== Segment start ==
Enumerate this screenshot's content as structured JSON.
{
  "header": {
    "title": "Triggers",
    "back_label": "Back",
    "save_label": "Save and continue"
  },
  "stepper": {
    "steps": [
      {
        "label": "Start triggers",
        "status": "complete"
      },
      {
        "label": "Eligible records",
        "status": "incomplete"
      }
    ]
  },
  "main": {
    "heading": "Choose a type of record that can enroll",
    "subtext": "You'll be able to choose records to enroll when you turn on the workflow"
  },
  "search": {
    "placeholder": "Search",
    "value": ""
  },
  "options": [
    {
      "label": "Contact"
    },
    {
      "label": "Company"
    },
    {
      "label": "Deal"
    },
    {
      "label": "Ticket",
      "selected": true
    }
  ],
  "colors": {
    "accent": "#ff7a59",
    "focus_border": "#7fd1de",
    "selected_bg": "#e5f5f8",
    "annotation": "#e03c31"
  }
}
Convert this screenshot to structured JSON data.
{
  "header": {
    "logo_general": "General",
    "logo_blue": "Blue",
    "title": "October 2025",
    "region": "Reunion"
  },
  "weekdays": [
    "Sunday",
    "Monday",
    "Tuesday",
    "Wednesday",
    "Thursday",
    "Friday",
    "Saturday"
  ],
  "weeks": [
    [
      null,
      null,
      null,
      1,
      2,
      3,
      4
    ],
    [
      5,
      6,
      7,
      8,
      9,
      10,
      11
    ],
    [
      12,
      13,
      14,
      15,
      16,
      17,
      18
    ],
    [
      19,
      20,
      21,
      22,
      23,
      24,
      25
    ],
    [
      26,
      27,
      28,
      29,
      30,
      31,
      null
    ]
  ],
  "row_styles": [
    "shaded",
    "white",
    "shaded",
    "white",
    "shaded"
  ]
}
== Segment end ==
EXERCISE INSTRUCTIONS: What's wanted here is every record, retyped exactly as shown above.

FINISHED TASK:
Enumerate this screenshot's content as structured JSON.
{
  "header": {
    "title": "Triggers",
    "back_label": "Back",
    "save_label": "Save and continue"
  },
  "stepper": {
    "steps": [
      {
        "label": "Start triggers",
        "status": "complete"
      },
      {
        "label": "Eligible records",
        "status": "incomplete"
      }
    ]
  },
  "main": {
    "heading": "Choose a type of record that can enroll",
    "subtext": "You'll be able to choose records to enroll when you turn on the workflow"
  },
  "search": {
    "placeholder": "Search",
    "value": ""
  },
  "options": [
    {
      "label": "Contact"
    },
    {
      "label": "Company"
    },
    {
      "label": "Deal"
    },
    {
      "label": "Ticket",
      "selected": true
    }
  ],
  "colors": {
    "accent": "#ff7a59",
    "focus_border": "#7fd1de",
    "selected_bg": "#e5f5f8",
    "annotation": "#e03c31"
  }
}
Convert this screenshot to structured JSON data.
{
  "header": {
    "logo_general": "General",
    "logo_blue": "Blue",
    "title": "October 2025",
    "region": "Reunion"
  },
  "weekdays": [
    "Sunday",
    "Monday",
    "Tuesday",
    "Wednesday",
    "Thursday",
    "Friday",
    "Saturday"
  ],
  "weeks": [
    [
      null,
      null,
      null,
      1,
      2,
      3,
      4
    ],
    [
      5,
      6,
      7,
      8,
      9,
      10,
      11
    ],
    [
      12,
      13,
      14,
      15,
      16,
      17,
      18
    ],
    [
      19,
      20,
      21,
      22,
      23,
      24,
      25
    ],
    [
      26,
      27,
      28,
      29,
      30,
      31,
      null
    ]
  ],
  "row_styles": [
    "shaded",
    "white",
    "shaded",
    "white",
    "shaded"
  ]
}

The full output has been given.